Built during the Depression with local malpais (lava rock) masonry, the museum building opened in the spring of 1936. Additions have expanded the facility over the years, including the Branigar/Chase Discovery Center auditorium, which can be rented for events. The building was added to the National Register of Historic Places in 1993.Learn More
Easton Collection Center
Dedicated in June 2009, the Easton Collection Center (ECC) provides a stable and secure environment for collections. The 17,000 square foot building is an impressive piece of environmentally friendly architecture.Learn More
Administration & Library
This building contains the Harold S. Colton Memorial Library as well as offices for public programs, development, marketing, and finance. Built in 1953 it was originally a 12,000 square foot building and has been expanded over the years. An addition in 1972 doubled the size of the library, which now includes the Katharine Bartlett Reading Room and book stacks.Learn More
This cluster of historic buildings is used for kids camps and programs. The Discovery Village is off Highway 180 at the end of Winding Brook Road. Download a Printable Discovery Map here.Learn More
This cinderblock seminar hall was built in 1955 and named for NASSA board member Gustaf A. Pearson. He was the Director of the US Forest Service Fort Valley Forest and Range Experiment Station. It is used for meetings and as a classroom and can be rented for private events.
Rustic cabins used to house interns, visiting scholars, and artists in residence.Learn More
Long considered the oldest remaining Anglo-American residence in Flagstaff, the McMillan Homestead was built in 1886 by Thomas Forsythe McMillan.Learn More
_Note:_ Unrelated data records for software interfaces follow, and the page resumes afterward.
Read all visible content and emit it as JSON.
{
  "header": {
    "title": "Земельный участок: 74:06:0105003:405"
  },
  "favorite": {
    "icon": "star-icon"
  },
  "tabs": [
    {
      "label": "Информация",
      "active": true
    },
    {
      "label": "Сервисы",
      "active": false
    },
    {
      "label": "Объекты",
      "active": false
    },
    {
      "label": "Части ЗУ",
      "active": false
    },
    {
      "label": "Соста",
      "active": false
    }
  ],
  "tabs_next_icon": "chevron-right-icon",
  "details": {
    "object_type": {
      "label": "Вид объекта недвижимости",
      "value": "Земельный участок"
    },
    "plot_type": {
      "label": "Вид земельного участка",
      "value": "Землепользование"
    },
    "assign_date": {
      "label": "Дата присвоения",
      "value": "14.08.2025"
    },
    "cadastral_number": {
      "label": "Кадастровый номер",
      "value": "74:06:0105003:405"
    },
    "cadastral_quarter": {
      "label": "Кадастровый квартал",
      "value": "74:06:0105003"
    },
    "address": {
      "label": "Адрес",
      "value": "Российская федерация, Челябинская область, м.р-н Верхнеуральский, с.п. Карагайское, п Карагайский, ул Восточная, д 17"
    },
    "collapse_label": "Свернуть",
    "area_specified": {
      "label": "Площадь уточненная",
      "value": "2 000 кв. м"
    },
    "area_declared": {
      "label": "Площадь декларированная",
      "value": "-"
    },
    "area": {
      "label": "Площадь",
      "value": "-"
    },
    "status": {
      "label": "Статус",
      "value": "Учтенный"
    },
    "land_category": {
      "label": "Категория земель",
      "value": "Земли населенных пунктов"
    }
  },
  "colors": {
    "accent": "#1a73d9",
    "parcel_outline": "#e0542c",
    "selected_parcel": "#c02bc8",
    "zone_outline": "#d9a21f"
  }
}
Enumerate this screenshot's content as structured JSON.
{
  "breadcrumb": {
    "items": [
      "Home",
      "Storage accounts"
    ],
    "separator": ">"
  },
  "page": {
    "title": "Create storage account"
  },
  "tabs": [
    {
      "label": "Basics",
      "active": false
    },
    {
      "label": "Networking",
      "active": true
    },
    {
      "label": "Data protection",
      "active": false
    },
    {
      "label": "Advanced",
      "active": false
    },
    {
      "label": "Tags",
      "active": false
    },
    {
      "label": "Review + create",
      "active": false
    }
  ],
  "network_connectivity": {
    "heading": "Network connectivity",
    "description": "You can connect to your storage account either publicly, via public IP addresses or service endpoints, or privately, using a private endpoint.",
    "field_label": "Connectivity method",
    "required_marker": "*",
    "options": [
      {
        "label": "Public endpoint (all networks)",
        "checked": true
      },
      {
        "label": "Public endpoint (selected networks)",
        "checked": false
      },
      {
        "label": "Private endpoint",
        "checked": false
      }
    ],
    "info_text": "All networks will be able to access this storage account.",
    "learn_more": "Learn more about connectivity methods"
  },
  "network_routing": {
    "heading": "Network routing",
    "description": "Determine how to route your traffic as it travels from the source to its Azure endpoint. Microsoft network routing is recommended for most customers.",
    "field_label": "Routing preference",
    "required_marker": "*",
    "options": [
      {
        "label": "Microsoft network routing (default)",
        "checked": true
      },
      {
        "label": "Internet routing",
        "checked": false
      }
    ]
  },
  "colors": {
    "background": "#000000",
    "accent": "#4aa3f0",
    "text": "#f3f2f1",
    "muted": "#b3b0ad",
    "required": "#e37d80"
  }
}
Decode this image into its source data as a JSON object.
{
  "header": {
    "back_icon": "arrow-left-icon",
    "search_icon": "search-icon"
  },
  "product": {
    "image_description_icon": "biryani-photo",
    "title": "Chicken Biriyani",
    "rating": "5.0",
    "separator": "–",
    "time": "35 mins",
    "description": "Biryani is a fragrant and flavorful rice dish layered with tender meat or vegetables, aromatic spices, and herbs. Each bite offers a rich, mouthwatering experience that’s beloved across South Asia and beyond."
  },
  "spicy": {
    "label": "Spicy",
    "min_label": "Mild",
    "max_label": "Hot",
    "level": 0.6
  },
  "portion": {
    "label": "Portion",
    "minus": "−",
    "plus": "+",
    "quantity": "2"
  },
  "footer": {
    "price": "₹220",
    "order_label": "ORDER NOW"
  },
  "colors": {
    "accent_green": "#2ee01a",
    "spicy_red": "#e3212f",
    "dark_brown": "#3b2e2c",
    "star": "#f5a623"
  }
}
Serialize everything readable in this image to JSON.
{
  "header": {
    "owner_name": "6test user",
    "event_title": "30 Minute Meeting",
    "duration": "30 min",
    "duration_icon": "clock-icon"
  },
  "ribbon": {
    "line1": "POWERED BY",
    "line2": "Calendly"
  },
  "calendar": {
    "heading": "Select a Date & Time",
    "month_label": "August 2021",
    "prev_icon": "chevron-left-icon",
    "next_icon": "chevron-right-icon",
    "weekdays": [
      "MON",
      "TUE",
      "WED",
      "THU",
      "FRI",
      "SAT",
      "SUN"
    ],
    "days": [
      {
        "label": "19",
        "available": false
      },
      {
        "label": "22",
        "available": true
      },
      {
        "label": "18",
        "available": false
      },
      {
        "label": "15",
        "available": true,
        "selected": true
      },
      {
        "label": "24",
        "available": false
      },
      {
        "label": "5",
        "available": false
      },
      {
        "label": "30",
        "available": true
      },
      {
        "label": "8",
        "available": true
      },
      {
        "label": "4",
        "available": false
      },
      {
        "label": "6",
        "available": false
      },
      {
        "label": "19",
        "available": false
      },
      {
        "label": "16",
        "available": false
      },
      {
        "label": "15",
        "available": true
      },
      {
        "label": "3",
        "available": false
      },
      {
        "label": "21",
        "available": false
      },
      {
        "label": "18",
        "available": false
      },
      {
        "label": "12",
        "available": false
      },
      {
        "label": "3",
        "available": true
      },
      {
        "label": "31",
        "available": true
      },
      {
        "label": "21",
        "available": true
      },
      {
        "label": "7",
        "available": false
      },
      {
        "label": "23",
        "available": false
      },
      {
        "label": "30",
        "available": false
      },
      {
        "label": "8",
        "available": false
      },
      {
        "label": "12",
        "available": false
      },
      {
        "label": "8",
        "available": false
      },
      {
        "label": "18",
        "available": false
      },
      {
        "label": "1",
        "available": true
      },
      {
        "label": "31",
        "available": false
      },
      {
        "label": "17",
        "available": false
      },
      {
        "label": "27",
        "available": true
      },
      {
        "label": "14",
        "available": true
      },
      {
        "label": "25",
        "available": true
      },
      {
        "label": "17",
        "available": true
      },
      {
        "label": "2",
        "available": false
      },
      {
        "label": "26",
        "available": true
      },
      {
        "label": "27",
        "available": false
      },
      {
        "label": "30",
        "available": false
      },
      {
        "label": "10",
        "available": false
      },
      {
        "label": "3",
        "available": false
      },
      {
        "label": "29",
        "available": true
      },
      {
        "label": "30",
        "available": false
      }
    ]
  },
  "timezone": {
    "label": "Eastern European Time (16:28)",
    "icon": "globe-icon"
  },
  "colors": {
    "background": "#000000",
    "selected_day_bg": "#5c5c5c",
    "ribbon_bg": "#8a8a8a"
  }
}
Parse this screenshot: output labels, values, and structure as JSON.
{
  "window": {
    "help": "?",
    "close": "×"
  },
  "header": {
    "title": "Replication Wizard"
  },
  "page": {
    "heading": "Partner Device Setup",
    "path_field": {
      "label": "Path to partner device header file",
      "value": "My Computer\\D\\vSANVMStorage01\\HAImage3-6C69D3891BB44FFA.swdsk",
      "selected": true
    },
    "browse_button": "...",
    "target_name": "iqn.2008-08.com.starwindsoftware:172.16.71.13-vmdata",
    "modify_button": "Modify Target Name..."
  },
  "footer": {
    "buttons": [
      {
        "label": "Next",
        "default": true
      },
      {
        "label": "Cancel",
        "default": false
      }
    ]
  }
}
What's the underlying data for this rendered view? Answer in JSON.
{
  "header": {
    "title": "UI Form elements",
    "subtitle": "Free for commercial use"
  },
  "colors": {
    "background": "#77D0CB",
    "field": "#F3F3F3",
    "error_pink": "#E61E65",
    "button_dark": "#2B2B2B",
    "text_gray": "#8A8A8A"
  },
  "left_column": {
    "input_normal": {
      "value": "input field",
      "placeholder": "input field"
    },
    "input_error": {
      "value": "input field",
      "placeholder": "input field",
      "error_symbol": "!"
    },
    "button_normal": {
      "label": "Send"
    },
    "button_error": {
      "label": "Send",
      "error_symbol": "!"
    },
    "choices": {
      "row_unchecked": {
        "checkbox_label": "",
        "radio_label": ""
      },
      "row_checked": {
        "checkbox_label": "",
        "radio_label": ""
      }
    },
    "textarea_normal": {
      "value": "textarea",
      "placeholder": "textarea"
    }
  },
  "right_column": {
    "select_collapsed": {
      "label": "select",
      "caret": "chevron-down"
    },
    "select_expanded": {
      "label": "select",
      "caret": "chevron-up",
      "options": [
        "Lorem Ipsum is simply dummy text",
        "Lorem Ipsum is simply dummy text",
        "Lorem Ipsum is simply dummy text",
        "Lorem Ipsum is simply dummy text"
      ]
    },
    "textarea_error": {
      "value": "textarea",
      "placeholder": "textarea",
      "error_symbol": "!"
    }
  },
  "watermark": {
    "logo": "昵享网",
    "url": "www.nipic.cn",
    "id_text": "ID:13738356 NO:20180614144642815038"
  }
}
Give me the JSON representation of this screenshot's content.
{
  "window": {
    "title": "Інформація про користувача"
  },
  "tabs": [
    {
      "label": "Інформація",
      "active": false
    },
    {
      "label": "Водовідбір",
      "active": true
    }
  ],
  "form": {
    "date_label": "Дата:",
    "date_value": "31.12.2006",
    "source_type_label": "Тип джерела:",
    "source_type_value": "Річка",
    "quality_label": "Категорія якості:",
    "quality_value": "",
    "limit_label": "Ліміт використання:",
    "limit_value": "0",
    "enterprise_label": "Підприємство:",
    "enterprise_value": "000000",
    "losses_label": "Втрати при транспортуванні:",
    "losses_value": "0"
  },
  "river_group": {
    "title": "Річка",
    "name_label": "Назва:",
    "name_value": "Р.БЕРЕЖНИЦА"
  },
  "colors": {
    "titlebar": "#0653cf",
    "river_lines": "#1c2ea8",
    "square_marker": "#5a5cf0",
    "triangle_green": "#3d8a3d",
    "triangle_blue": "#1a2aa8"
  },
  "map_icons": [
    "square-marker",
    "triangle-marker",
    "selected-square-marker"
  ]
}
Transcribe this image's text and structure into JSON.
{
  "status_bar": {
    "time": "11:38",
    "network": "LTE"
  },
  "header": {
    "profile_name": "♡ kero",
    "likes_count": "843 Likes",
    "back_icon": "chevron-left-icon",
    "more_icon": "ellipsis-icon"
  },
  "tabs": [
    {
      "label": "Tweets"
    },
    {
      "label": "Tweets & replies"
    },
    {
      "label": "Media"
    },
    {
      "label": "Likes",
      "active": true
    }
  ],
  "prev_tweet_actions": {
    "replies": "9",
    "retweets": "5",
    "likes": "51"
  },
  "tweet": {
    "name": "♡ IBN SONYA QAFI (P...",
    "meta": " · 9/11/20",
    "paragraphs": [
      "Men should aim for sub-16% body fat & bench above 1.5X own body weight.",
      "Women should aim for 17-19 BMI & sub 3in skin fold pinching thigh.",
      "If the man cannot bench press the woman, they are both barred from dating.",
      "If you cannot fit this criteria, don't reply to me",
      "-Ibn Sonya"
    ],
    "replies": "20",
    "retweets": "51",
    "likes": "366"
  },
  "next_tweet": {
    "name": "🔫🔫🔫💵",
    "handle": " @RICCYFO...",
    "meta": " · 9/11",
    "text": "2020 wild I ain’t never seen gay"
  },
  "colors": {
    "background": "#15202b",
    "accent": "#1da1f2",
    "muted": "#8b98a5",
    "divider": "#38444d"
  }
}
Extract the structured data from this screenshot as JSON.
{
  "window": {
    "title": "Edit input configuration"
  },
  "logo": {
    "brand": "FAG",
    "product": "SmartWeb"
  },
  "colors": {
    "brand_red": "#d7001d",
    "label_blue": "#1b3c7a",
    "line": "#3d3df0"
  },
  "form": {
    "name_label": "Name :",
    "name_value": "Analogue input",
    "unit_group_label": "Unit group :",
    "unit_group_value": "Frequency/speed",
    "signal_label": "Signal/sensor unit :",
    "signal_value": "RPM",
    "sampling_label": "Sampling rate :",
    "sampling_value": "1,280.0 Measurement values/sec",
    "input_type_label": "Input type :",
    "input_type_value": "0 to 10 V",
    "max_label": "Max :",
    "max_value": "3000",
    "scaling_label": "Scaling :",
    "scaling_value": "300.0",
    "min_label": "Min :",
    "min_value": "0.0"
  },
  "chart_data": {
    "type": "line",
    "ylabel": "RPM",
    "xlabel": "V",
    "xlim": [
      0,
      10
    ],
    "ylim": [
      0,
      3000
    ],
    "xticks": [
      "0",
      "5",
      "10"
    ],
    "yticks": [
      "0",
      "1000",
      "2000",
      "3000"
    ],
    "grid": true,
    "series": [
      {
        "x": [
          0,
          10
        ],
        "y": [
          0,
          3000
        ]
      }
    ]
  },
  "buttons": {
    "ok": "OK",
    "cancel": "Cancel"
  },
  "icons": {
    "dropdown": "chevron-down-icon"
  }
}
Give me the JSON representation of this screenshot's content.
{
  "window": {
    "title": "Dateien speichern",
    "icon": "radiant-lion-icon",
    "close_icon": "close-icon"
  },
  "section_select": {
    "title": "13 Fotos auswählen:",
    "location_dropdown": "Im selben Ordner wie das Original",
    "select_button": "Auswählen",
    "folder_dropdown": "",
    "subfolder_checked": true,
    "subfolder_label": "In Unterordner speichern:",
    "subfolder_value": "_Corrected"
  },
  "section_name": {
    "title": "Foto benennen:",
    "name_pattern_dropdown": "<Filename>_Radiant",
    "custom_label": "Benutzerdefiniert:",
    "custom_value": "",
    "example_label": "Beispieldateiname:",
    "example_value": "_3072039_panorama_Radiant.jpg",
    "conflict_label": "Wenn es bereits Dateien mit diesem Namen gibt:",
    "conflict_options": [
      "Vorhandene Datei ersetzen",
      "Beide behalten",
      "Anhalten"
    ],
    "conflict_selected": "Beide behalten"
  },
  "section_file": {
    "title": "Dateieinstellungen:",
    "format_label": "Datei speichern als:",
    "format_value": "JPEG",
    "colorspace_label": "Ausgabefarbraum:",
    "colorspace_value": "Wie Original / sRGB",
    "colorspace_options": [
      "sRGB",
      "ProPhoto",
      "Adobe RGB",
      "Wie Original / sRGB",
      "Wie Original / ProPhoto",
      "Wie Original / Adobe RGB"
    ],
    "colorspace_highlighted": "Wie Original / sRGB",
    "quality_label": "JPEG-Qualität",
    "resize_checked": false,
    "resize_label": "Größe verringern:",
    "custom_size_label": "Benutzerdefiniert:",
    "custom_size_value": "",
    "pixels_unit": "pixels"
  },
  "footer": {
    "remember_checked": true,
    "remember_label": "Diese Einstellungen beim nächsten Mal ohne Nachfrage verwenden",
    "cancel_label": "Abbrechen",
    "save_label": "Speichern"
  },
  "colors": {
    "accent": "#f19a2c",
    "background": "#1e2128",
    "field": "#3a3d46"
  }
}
Built in the 1880s, this log barn is one of the original structures from Thomas McMillan’s homestead. Sawdust insulates the space between the double log walls to create a cool storage area for potatoes and other crops.
Hilltop (Facilities Office)
Now used as offices, this four-room frame cottage was built in 1927 for the farmer who leased the farm operations from Mary-Russell Ferrell Colton. Since then it has been renovated and enlarged several times.
A wing was added to the administration building in 1963; it was built by US Geological Survey funds to house the astrogeology branch of USGS. The space was later turned over to the MNA Anthropology Department and additional rooms were added to provide bulk archaeological storage.
Powell Building (Biology)
Originally built as dairy barns in 1935, these malpais structures are now used as botany and ecology labs. The floors had chipped cement to keep cows and calves from slipping and a walk-in cooler used for keeping dairy products. It was converted into offices and labs for geology and biology in 1945.
This structure was built with National Science Foundation funds in 1966 and contains six offices, a conference room, dark room, vault, storage areas, study areas, and preparation rooms. It is named for longtime MNA geologist “Major” Lionel Brady and houses the Geology Department and collections.